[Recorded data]
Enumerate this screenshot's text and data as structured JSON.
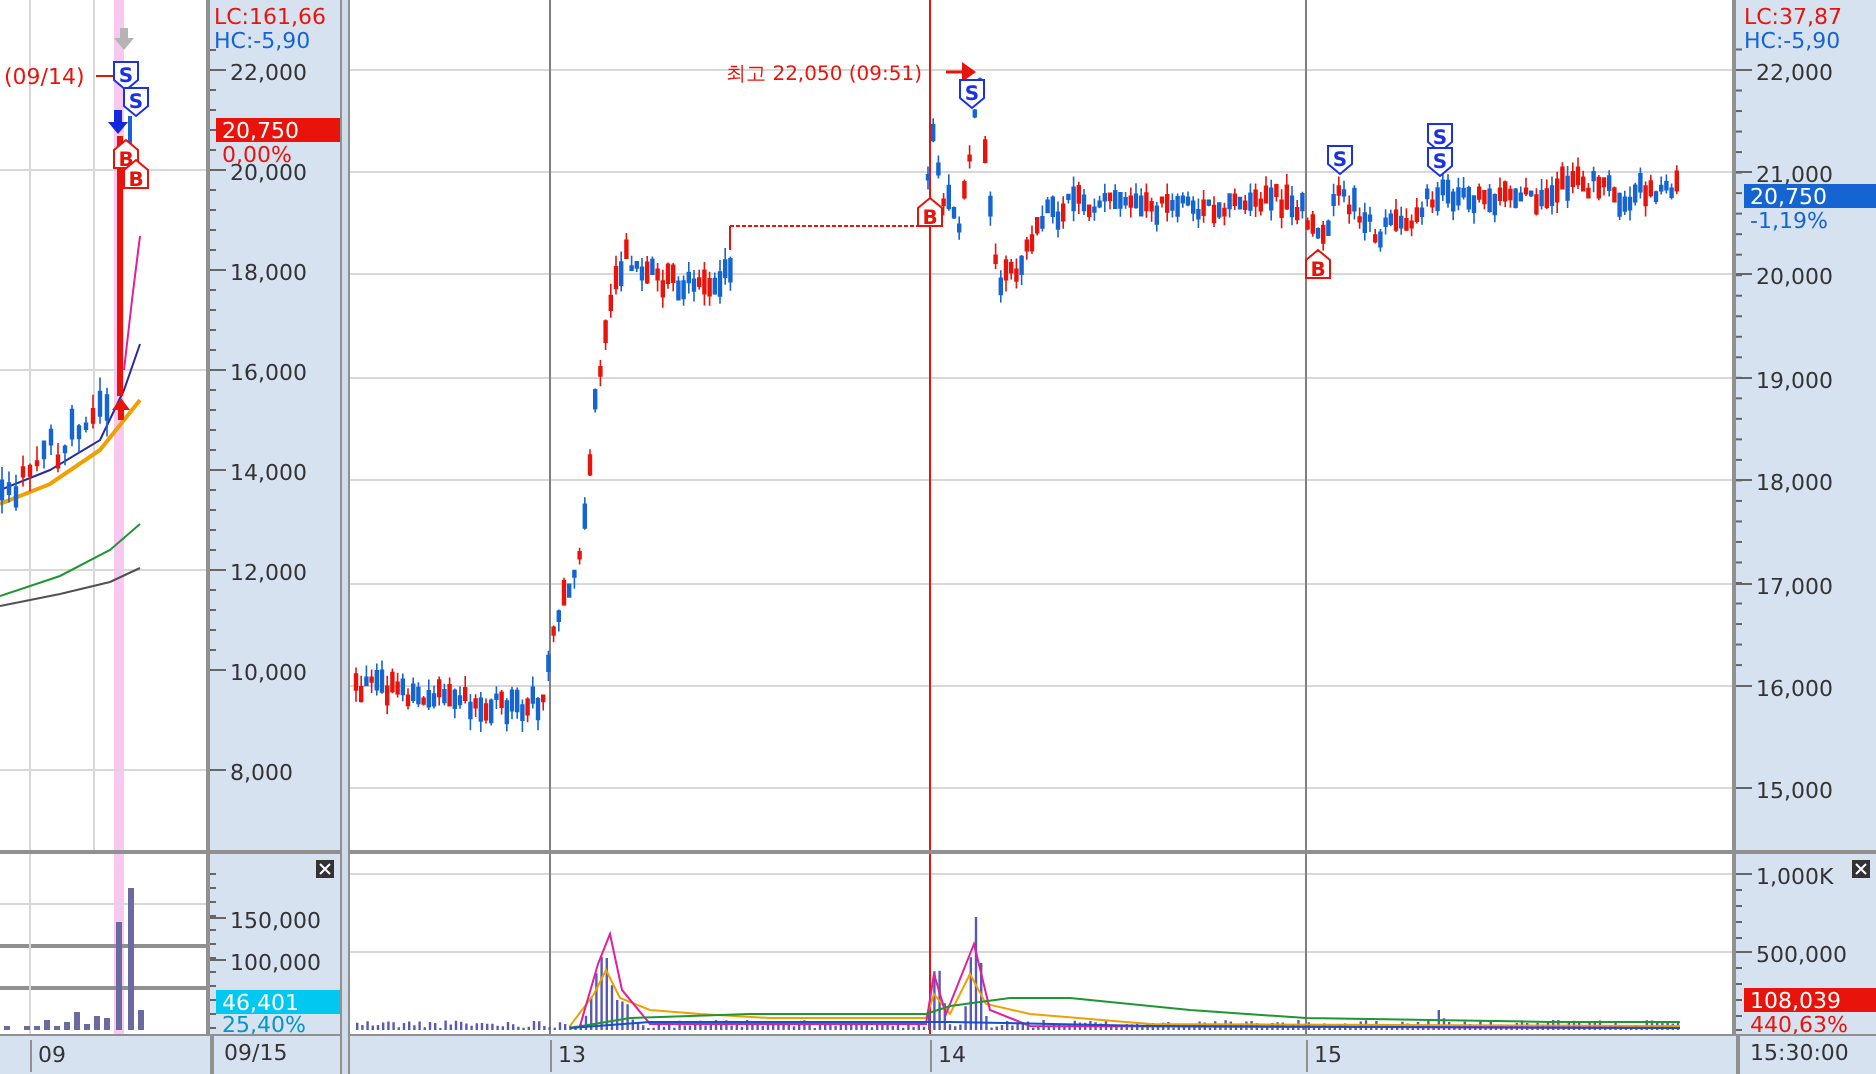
{
  "left_panel": {
    "price_axis": {
      "lc": "LC:161,66",
      "hc": "HC:-5,90",
      "labels": [
        "22,000",
        "20,000",
        "18,000",
        "16,000",
        "14,000",
        "12,000",
        "10,000",
        "8,000"
      ],
      "current_price": "20,750",
      "change": "0,00%",
      "color": "#e8140c"
    },
    "date_marker": "(09/14)",
    "signals": [
      {
        "kind": "sell",
        "label": "S"
      },
      {
        "kind": "sell",
        "label": "S"
      },
      {
        "kind": "buy",
        "label": "B"
      },
      {
        "kind": "buy",
        "label": "B"
      }
    ],
    "volume_axis": {
      "labels": [
        "150,000",
        "100,000"
      ],
      "current_volume": "46,401",
      "volume_ratio": "25,40%",
      "color": "#00c8f0"
    },
    "date_labels": [
      "09"
    ],
    "axis_date": "09/15"
  },
  "right_panel": {
    "price_axis": {
      "lc": "LC:37,87",
      "hc": "HC:-5,90",
      "labels": [
        "22,000",
        "21,000",
        "20,000",
        "19,000",
        "18,000",
        "17,000",
        "16,000",
        "15,000"
      ],
      "current_price": "20,750",
      "change": "-1,19%",
      "color": "#1464d2"
    },
    "high_annotation": "최고 22,050 (09:51)",
    "signals": [
      {
        "kind": "buy",
        "label": "B"
      },
      {
        "kind": "sell",
        "label": "S"
      },
      {
        "kind": "buy",
        "label": "B"
      },
      {
        "kind": "sell",
        "label": "S"
      },
      {
        "kind": "sell",
        "label": "S"
      },
      {
        "kind": "sell",
        "label": "S"
      }
    ],
    "volume_axis": {
      "labels": [
        "1,000K",
        "500,000"
      ],
      "current_volume": "108,039",
      "volume_ratio": "440,63%",
      "color": "#e8140c"
    },
    "date_labels": [
      "13",
      "14",
      "15"
    ],
    "axis_time": "15:30:00"
  }
}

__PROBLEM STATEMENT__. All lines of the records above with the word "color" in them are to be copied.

__RESPONSE FOR THIS EXERCISE__.
      "color": "#e8140c"
      "color": "#00c8f0"
      "color": "#1464d2"
      "color": "#e8140c"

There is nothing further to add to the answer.